Problem statement
Output must match the records, character for character.

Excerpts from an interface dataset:
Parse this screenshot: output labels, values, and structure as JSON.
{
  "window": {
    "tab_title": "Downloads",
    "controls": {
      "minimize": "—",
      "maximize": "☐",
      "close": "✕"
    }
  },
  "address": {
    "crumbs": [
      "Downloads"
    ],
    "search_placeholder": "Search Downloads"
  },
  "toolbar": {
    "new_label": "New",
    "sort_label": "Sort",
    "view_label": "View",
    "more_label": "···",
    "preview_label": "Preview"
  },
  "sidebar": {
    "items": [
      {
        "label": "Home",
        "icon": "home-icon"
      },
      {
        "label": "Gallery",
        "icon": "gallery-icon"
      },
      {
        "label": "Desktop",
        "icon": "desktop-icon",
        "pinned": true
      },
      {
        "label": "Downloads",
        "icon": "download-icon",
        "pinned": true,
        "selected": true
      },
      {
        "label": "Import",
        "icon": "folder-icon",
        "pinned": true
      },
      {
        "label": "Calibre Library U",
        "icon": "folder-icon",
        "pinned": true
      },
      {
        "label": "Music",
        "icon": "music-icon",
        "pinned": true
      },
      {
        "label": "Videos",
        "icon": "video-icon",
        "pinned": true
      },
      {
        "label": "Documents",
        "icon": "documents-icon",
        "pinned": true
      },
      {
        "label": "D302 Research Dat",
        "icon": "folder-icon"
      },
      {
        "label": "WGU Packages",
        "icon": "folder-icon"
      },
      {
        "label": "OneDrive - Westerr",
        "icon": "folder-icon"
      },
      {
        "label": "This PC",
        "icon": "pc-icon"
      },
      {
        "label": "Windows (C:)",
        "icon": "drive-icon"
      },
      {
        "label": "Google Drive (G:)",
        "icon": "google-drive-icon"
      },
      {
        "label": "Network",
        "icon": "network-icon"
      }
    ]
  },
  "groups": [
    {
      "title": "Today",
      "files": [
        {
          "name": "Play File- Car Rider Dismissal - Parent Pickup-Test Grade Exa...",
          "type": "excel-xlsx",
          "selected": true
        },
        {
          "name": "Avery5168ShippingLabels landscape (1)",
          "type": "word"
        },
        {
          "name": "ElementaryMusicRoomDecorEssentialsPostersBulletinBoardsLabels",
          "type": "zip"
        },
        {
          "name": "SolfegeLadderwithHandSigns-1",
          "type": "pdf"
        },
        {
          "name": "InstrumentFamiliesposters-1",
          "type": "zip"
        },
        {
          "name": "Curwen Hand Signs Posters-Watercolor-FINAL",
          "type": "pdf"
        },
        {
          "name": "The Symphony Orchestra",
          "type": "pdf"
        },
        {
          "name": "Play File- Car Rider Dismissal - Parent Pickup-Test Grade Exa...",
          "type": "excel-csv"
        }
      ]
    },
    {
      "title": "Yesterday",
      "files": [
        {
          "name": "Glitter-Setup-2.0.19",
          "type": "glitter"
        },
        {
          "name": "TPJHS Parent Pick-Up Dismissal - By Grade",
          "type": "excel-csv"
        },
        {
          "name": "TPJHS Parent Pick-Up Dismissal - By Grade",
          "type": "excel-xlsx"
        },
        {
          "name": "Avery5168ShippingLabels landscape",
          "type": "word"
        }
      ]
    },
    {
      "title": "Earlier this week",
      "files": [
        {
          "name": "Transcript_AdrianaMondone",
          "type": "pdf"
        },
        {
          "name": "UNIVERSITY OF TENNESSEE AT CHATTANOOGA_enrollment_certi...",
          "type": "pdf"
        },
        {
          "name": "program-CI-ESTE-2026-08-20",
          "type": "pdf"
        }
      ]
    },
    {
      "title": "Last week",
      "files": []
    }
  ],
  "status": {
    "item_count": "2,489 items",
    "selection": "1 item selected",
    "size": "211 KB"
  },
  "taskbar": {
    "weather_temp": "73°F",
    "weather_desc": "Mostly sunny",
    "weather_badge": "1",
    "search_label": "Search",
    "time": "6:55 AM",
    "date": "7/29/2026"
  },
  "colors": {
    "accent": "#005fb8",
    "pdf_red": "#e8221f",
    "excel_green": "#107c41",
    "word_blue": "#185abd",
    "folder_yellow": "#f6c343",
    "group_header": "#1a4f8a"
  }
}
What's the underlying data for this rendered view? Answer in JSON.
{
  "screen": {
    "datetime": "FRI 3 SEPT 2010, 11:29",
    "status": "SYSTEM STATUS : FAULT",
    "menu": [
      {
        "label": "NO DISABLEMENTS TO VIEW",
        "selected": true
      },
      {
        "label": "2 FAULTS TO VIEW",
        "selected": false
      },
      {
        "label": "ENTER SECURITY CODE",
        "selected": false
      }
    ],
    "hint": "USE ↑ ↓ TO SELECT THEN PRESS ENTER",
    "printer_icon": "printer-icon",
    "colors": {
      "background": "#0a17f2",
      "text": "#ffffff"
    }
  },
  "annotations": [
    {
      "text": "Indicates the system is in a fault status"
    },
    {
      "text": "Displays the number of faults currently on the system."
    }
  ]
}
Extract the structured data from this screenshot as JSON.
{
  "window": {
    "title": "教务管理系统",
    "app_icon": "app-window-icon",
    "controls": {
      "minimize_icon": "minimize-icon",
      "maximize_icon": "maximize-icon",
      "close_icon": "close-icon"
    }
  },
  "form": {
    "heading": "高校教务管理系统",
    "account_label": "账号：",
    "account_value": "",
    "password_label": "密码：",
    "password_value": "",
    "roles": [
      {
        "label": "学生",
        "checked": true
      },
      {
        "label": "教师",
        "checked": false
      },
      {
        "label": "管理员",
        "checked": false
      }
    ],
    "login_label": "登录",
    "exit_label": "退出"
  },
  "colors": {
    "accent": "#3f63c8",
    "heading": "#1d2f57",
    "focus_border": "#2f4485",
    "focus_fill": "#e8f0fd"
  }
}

Answer to this problem
Parse this screenshot: output labels, values, and structure as JSON.
{
  "window": {
    "tab_title": "Downloads",
    "controls": {
      "minimize": "—",
      "maximize": "☐",
      "close": "✕"
    }
  },
  "address": {
    "crumbs": [
      "Downloads"
    ],
    "search_placeholder": "Search Downloads"
  },
  "toolbar": {
    "new_label": "New",
    "sort_label": "Sort",
    "view_label": "View",
    "more_label": "···",
    "preview_label": "Preview"
  },
  "sidebar": {
    "items": [
      {
        "label": "Home",
        "icon": "home-icon"
      },
      {
        "label": "Gallery",
        "icon": "gallery-icon"
      },
      {
        "label": "Desktop",
        "icon": "desktop-icon",
        "pinned": true
      },
      {
        "label": "Downloads",
        "icon": "download-icon",
        "pinned": true,
        "selected": true
      },
      {
        "label": "Import",
        "icon": "folder-icon",
        "pinned": true
      },
      {
        "label": "Calibre Library U",
        "icon": "folder-icon",
        "pinned": true
      },
      {
        "label": "Music",
        "icon": "music-icon",
        "pinned": true
      },
      {
        "label": "Videos",
        "icon": "video-icon",
        "pinned": true
      },
      {
        "label": "Documents",
        "icon": "documents-icon",
        "pinned": true
      },
      {
        "label": "D302 Research Dat",
        "icon": "folder-icon"
      },
      {
        "label": "WGU Packages",
        "icon": "folder-icon"
      },
      {
        "label": "OneDrive - Westerr",
        "icon": "folder-icon"
      },
      {
        "label": "This PC",
        "icon": "pc-icon"
      },
      {
        "label": "Windows (C:)",
        "icon": "drive-icon"
      },
      {
        "label": "Google Drive (G:)",
        "icon": "google-drive-icon"
      },
      {
        "label": "Network",
        "icon": "network-icon"
      }
    ]
  },
  "groups": [
    {
      "title": "Today",
      "files": [
        {
          "name": "Play File- Car Rider Dismissal - Parent Pickup-Test Grade Exa...",
          "type": "excel-xlsx",
          "selected": true
        },
        {
          "name": "Avery5168ShippingLabels landscape (1)",
          "type": "word"
        },
        {
          "name": "ElementaryMusicRoomDecorEssentialsPostersBulletinBoardsLabels",
          "type": "zip"
        },
        {
          "name": "SolfegeLadderwithHandSigns-1",
          "type": "pdf"
        },
        {
          "name": "InstrumentFamiliesposters-1",
          "type": "zip"
        },
        {
          "name": "Curwen Hand Signs Posters-Watercolor-FINAL",
          "type": "pdf"
        },
        {
          "name": "The Symphony Orchestra",
          "type": "pdf"
        },
        {
          "name": "Play File- Car Rider Dismissal - Parent Pickup-Test Grade Exa...",
          "type": "excel-csv"
        }
      ]
    },
    {
      "title": "Yesterday",
      "files": [
        {
          "name": "Glitter-Setup-2.0.19",
          "type": "glitter"
        },
        {
          "name": "TPJHS Parent Pick-Up Dismissal - By Grade",
          "type": "excel-csv"
        },
        {
          "name": "TPJHS Parent Pick-Up Dismissal - By Grade",
          "type": "excel-xlsx"
        },
        {
          "name": "Avery5168ShippingLabels landscape",
          "type": "word"
        }
      ]
    },
    {
      "title": "Earlier this week",
      "files": [
        {
          "name": "Transcript_AdrianaMondone",
          "type": "pdf"
        },
        {
          "name": "UNIVERSITY OF TENNESSEE AT CHATTANOOGA_enrollment_certi...",
          "type": "pdf"
        },
        {
          "name": "program-CI-ESTE-2026-08-20",
          "type": "pdf"
        }
      ]
    },
    {
      "title": "Last week",
      "files": []
    }
  ],
  "status": {
    "item_count": "2,489 items",
    "selection": "1 item selected",
    "size": "211 KB"
  },
  "taskbar": {
    "weather_temp": "73°F",
    "weather_desc": "Mostly sunny",
    "weather_badge": "1",
    "search_label": "Search",
    "time": "6:55 AM",
    "date": "7/29/2026"
  },
  "colors": {
    "accent": "#005fb8",
    "pdf_red": "#e8221f",
    "excel_green": "#107c41",
    "word_blue": "#185abd",
    "folder_yellow": "#f6c343",
    "group_header": "#1a4f8a"
  }
}
What's the underlying data for this rendered view? Answer in JSON.
{
  "screen": {
    "datetime": "FRI 3 SEPT 2010, 11:29",
    "status": "SYSTEM STATUS : FAULT",
    "menu": [
      {
        "label": "NO DISABLEMENTS TO VIEW",
        "selected": true
      },
      {
        "label": "2 FAULTS TO VIEW",
        "selected": false
      },
      {
        "label": "ENTER SECURITY CODE",
        "selected": false
      }
    ],
    "hint": "USE ↑ ↓ TO SELECT THEN PRESS ENTER",
    "printer_icon": "printer-icon",
    "colors": {
      "background": "#0a17f2",
      "text": "#ffffff"
    }
  },
  "annotations": [
    {
      "text": "Indicates the system is in a fault status"
    },
    {
      "text": "Displays the number of faults currently on the system."
    }
  ]
}
Extract the structured data from this screenshot as JSON.
{
  "window": {
    "title": "教务管理系统",
    "app_icon": "app-window-icon",
    "controls": {
      "minimize_icon": "minimize-icon",
      "maximize_icon": "maximize-icon",
      "close_icon": "close-icon"
    }
  },
  "form": {
    "heading": "高校教务管理系统",
    "account_label": "账号：",
    "account_value": "",
    "password_label": "密码：",
    "password_value": "",
    "roles": [
      {
        "label": "学生",
        "checked": true
      },
      {
        "label": "教师",
        "checked": false
      },
      {
        "label": "管理员",
        "checked": false
      }
    ],
    "login_label": "登录",
    "exit_label": "退出"
  },
  "colors": {
    "accent": "#3f63c8",
    "heading": "#1d2f57",
    "focus_border": "#2f4485",
    "focus_fill": "#e8f0fd"
  }
}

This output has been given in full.